§ **HOW TO COMPLETE THIS TASK**: Please give the number of lines in the listing that include the word "http", with no other words.

§ **EXCERPTED DATA**:
++++
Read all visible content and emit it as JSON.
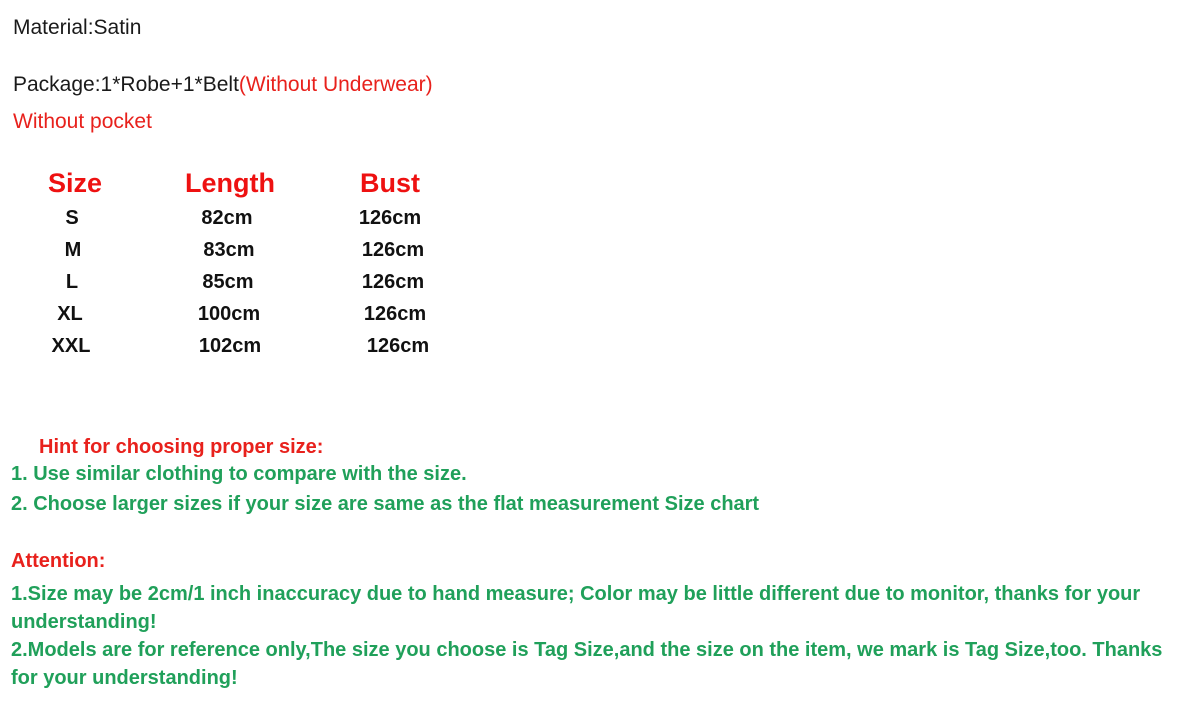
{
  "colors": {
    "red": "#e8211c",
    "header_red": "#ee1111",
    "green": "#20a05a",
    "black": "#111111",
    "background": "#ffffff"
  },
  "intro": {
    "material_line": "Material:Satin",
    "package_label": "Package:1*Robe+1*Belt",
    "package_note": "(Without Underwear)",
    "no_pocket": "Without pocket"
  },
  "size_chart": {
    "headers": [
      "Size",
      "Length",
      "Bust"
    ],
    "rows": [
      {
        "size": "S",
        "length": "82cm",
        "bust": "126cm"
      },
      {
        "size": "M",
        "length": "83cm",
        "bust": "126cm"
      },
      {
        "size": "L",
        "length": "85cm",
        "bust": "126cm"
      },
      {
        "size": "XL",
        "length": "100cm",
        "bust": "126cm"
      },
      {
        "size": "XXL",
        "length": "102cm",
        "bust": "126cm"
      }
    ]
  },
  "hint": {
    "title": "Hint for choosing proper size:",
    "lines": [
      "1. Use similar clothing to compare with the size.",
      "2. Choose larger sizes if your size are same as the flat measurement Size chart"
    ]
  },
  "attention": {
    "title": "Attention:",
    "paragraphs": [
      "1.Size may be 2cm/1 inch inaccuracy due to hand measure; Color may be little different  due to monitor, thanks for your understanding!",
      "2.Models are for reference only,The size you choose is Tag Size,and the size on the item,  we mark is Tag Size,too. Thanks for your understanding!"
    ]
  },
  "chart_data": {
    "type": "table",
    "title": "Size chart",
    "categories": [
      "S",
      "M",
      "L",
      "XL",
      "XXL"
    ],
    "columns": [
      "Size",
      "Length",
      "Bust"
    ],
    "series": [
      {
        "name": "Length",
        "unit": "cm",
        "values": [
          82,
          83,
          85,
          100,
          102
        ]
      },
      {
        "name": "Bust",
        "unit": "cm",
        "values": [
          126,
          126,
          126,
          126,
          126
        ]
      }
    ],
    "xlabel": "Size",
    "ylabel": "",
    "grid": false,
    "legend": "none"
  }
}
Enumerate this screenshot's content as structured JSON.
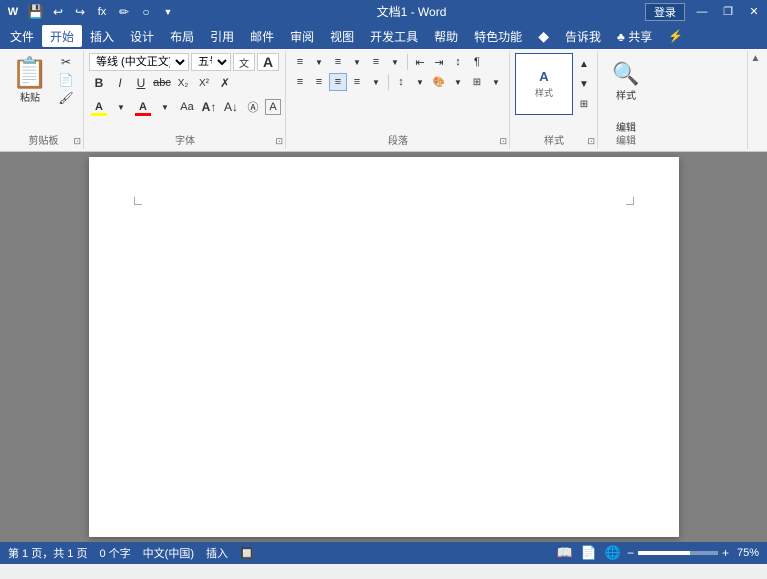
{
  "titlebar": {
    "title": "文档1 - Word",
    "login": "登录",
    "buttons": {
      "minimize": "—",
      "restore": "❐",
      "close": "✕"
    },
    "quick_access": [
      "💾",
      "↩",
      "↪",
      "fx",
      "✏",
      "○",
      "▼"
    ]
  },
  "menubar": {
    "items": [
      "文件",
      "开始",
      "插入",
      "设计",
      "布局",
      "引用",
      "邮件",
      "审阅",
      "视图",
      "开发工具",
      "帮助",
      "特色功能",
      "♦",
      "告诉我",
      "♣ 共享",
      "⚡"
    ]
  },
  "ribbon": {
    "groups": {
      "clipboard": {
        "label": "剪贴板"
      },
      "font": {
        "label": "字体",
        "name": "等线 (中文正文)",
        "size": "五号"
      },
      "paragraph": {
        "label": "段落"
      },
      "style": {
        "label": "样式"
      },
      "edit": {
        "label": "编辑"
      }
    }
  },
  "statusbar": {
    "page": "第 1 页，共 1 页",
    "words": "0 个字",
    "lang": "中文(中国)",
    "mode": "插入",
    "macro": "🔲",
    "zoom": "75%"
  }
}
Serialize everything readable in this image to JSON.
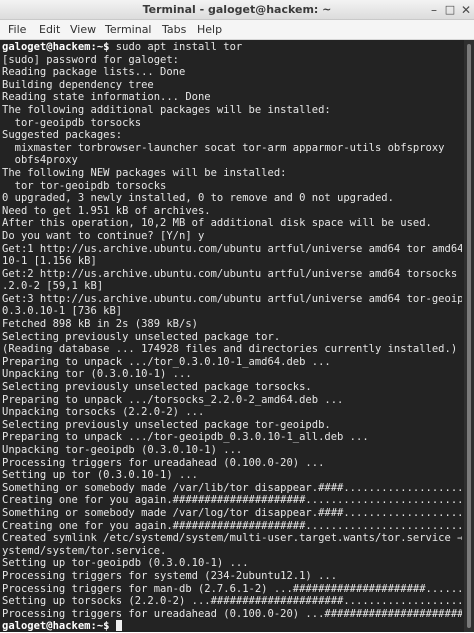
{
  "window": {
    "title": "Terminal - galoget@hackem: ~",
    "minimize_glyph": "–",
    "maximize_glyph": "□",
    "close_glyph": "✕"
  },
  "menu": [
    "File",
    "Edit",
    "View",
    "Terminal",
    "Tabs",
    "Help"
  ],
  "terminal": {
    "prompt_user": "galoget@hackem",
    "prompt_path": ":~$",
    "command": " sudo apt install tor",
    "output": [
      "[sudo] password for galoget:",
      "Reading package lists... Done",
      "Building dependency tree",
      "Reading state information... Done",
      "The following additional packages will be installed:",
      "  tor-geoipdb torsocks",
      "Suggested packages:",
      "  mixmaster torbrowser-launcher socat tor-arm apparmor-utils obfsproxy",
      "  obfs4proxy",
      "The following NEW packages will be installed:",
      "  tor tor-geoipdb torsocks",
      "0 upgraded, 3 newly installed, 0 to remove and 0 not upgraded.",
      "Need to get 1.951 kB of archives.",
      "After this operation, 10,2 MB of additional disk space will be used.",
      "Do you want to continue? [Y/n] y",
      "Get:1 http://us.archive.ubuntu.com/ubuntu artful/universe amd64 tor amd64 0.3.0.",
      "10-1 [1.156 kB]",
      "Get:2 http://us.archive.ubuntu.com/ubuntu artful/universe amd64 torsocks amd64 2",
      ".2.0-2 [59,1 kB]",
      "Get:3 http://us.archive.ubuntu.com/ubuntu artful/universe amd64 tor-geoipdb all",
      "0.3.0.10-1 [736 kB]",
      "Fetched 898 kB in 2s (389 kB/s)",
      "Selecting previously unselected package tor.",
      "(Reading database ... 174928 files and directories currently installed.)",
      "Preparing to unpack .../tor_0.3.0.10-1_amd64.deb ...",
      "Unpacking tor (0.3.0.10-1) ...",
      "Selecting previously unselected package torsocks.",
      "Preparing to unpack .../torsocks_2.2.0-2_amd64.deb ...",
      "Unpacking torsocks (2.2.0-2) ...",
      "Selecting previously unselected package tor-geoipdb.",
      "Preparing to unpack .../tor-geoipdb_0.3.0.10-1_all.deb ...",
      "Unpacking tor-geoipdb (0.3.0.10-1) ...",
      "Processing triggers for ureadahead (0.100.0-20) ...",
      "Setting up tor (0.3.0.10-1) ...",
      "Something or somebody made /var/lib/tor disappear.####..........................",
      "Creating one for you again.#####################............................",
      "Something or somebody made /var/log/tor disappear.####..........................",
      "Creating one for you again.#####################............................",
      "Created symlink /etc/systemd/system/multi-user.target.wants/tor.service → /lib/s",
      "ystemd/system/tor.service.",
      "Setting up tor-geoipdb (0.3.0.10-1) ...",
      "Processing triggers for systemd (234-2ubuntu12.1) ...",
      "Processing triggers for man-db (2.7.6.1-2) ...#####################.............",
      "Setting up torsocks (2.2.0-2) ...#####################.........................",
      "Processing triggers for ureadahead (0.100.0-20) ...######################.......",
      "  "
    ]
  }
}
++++
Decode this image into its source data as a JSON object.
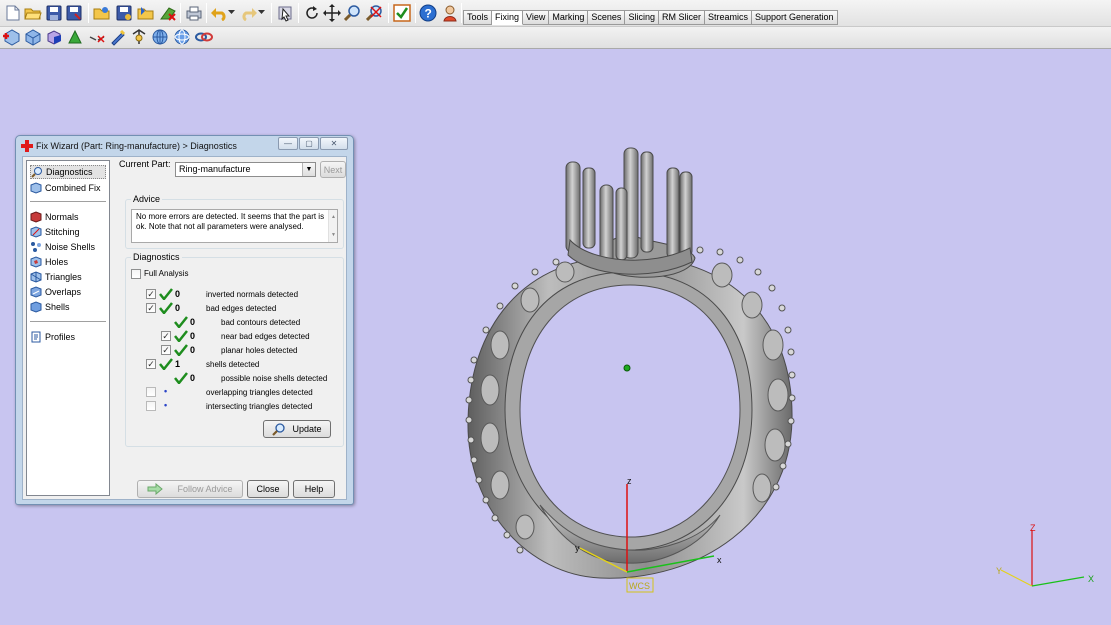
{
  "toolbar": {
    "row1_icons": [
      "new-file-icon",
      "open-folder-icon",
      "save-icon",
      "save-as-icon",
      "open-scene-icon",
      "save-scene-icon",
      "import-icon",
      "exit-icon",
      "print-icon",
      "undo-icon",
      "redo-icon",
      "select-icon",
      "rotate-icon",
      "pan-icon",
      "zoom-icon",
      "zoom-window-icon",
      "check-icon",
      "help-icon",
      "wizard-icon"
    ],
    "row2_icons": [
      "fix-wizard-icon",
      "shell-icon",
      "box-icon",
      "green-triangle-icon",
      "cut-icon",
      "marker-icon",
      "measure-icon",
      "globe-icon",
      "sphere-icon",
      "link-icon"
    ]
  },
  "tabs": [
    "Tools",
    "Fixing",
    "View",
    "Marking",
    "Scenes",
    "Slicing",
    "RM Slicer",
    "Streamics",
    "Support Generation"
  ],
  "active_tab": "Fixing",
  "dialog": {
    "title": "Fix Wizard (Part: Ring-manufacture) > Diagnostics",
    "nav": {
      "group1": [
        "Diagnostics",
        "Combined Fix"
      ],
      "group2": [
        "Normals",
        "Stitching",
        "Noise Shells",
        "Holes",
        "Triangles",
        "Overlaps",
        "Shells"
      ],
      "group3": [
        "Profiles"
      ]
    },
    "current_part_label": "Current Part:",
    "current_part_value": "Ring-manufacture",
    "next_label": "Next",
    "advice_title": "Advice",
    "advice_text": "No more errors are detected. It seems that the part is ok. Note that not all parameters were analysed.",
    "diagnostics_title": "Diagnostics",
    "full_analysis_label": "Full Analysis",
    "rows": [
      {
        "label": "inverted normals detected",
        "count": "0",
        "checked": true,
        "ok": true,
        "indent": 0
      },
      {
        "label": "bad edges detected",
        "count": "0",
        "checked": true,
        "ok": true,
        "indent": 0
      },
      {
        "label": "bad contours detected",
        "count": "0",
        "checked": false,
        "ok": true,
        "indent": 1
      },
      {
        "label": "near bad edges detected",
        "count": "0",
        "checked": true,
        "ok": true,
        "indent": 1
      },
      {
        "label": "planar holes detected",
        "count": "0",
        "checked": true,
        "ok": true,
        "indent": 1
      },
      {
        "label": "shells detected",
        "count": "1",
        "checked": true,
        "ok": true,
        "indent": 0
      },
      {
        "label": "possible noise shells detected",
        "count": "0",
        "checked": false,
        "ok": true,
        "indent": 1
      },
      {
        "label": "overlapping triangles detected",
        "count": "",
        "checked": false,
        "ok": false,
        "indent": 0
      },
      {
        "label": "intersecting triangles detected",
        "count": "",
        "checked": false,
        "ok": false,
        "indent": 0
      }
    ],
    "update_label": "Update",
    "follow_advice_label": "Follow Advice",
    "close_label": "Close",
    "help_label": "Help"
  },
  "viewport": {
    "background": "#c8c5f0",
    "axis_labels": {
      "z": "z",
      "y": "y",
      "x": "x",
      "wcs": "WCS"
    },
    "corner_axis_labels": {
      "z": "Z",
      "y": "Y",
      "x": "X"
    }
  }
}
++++
§ **SOLUTION TO THE PROBLEM**: 3